A gallery of the TJ’s Household Haiku Prompts is also at the bottom of this post for you to enjoy.
Not sure if it is an Aussie thing but a tin of “Quality Street” chocolates was the ultimate in indulgence at Christmas time.
This amazing Australian native plant, prosaically named the “Bottlebrush” blooms prolifically each year and then gets torn to shreds by parrots. It is the Australian way.
Heart shaped biscuits complete the Twee Set
This Turkish tile reflects through the globe of the decanter quite effectively.
Will your haiku tip the balance this week?
This piece of fabric is from a Japanese sash or “Obi”.
A spider’s dream and my nightmare! Photographed in the morning passing through an old gate.
This worn out piano in the old Fremantle jail would be able to tell many tales I am sure.
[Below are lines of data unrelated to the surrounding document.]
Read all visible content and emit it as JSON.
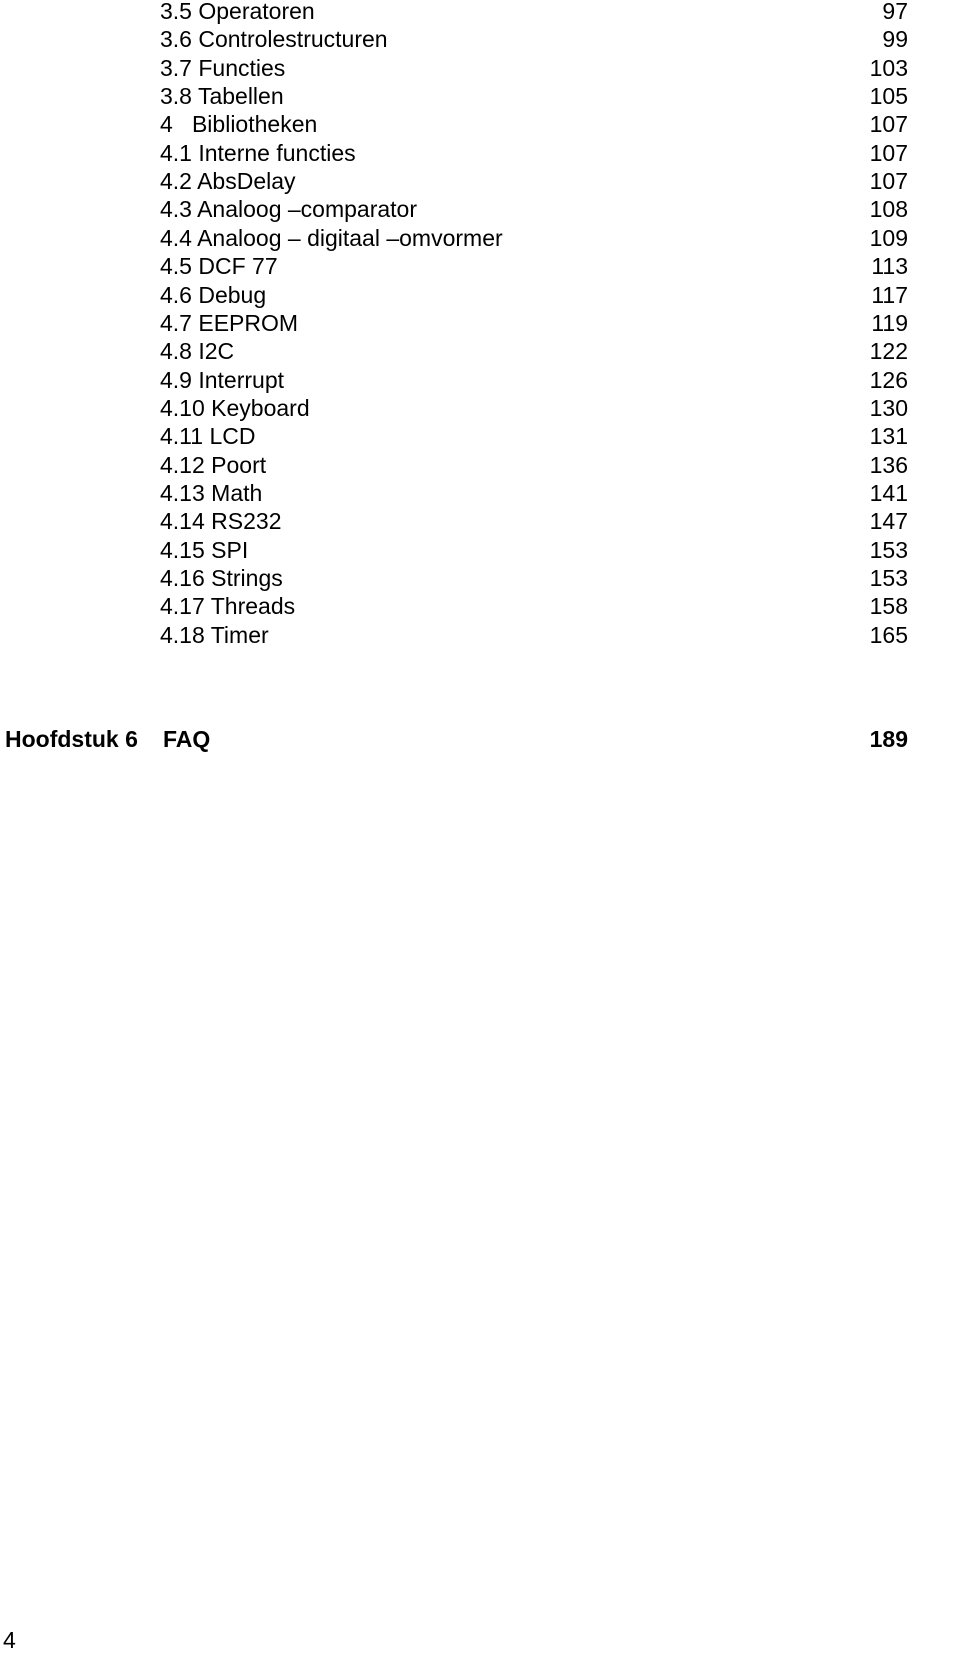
{
  "toc": {
    "entries": [
      {
        "title": "3.5 Operatoren",
        "page": "97"
      },
      {
        "title": "3.6 Controlestructuren",
        "page": "99"
      },
      {
        "title": "3.7 Functies",
        "page": "103"
      },
      {
        "title": "3.8 Tabellen",
        "page": "105"
      },
      {
        "title": "4   Bibliotheken",
        "page": "107"
      },
      {
        "title": "4.1 Interne functies",
        "page": "107"
      },
      {
        "title": "4.2 AbsDelay",
        "page": "107"
      },
      {
        "title": "4.3 Analoog –comparator",
        "page": "108"
      },
      {
        "title": "4.4 Analoog – digitaal –omvormer",
        "page": "109"
      },
      {
        "title": "4.5 DCF 77",
        "page": "113"
      },
      {
        "title": "4.6 Debug",
        "page": "117"
      },
      {
        "title": "4.7 EEPROM",
        "page": "119"
      },
      {
        "title": "4.8 I2C",
        "page": "122"
      },
      {
        "title": "4.9 Interrupt",
        "page": "126"
      },
      {
        "title": "4.10 Keyboard",
        "page": "130"
      },
      {
        "title": "4.11 LCD",
        "page": "131"
      },
      {
        "title": "4.12 Poort",
        "page": "136"
      },
      {
        "title": "4.13 Math",
        "page": "141"
      },
      {
        "title": "4.14 RS232",
        "page": "147"
      },
      {
        "title": "4.15 SPI",
        "page": "153"
      },
      {
        "title": "4.16 Strings",
        "page": "153"
      },
      {
        "title": "4.17 Threads",
        "page": "158"
      },
      {
        "title": "4.18 Timer",
        "page": "165"
      }
    ],
    "chapter": {
      "label": "Hoofdstuk 6",
      "name": "FAQ",
      "page": "189"
    }
  },
  "footer": {
    "page_number": "4"
  }
}
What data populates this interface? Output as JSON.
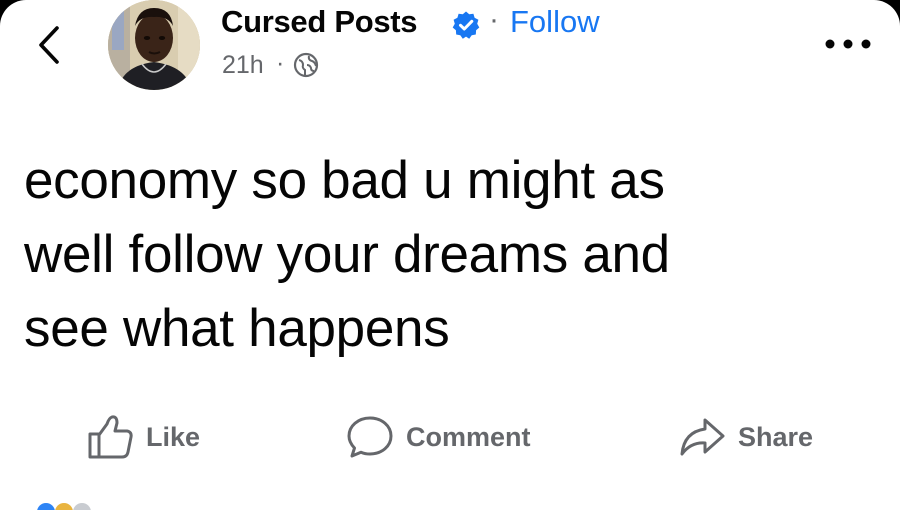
{
  "header": {
    "page_name": "Cursed Posts",
    "separator": "·",
    "follow_label": "Follow",
    "time": "21h",
    "time_separator": "·",
    "back_icon": "chevron-left-icon",
    "verified_icon": "verified-badge-icon",
    "privacy_icon": "globe-icon",
    "more_icon": "more-dots-icon"
  },
  "post": {
    "lines": [
      "economy so bad u might as",
      "well follow your dreams and",
      "see what happens"
    ]
  },
  "actions": {
    "like_label": "Like",
    "comment_label": "Comment",
    "share_label": "Share"
  },
  "colors": {
    "link_blue": "#1877f2",
    "secondary_gray": "#65676b",
    "text_dark": "#050505"
  }
}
I myself have been know to play the entire slow movement of the Moonlight Sonata and still have several listeners awake at the end. Special moments.
These nasturtium leaves caught the sunlight just after a shower filling them with cabochon gems.
I was please how these battered old lamps came up with a lick of silver paint and a new shade. The fact that the shade has “Paris” written all over it and then large quantities of German is a little odd.
“Swan” pens were a popular brand of fountain pen in Australia and it gave me an idea for this week’s challenge.
This collection of spoons has taken a lifetime of collecting. Now it represents a lifetime of cleaning. Sigh.
This 19th Century lion spoke to me across the ages when I saw him dusty and unloved amongst the detritus of the past.
These Edwardian games have such attractive graphics and the little captions on some of the squares are delighful.
This tea bowl is undoubtedly 18th Century but no one seems to care!
I am sure she has a lovely personality.
I found this engraving lying in the gutter of our local flea market. A fiver later and it now adorns my wall… despite the insults.
I picked up this tin tray in Versailles and is the closest I am ever going to get owning an 18th Century Sevres porcelain tray. The glasses are early Victorian. The cake is early 21st century.
This bronze Japanese mirror would have been a wedding gift to a young bride with the crests of her groom’s family and her own combined on the back.
This silver teapot would have graced the table of a fine Victorian lady while the teawares would have been sipped from during the late Regency period.
This plate, only 20cm wide is most astonishingly beautiful piece of potter’s art. Thousand of individual gold lines have been painted around every outline after the individual colours have been fired to the surface. With no modern tools this 19th century Japanese wonder was a joy to find.
This box was made by the Tuareg People, masters of fine metalwork.
These old French keys rest on a tin plate printed like with a pattern from an old Sevres plate. What may they have opened?
This little 19th Century rocking chair was sitting unloved at a flea market and now resides in the corner of our sitting room remembering quieter times.
These items where on the table when I was looking for a photo inspiration. Some say I am still looking.
This blue and white enameled silver watch sits in a my bookcase.
These two favorite books about the history of Paris have developed a character of their own with the ages of page turning
This is one of a pair of Russian Gardiners Porcelain teacups I found dusty and unloved in a local antique shop.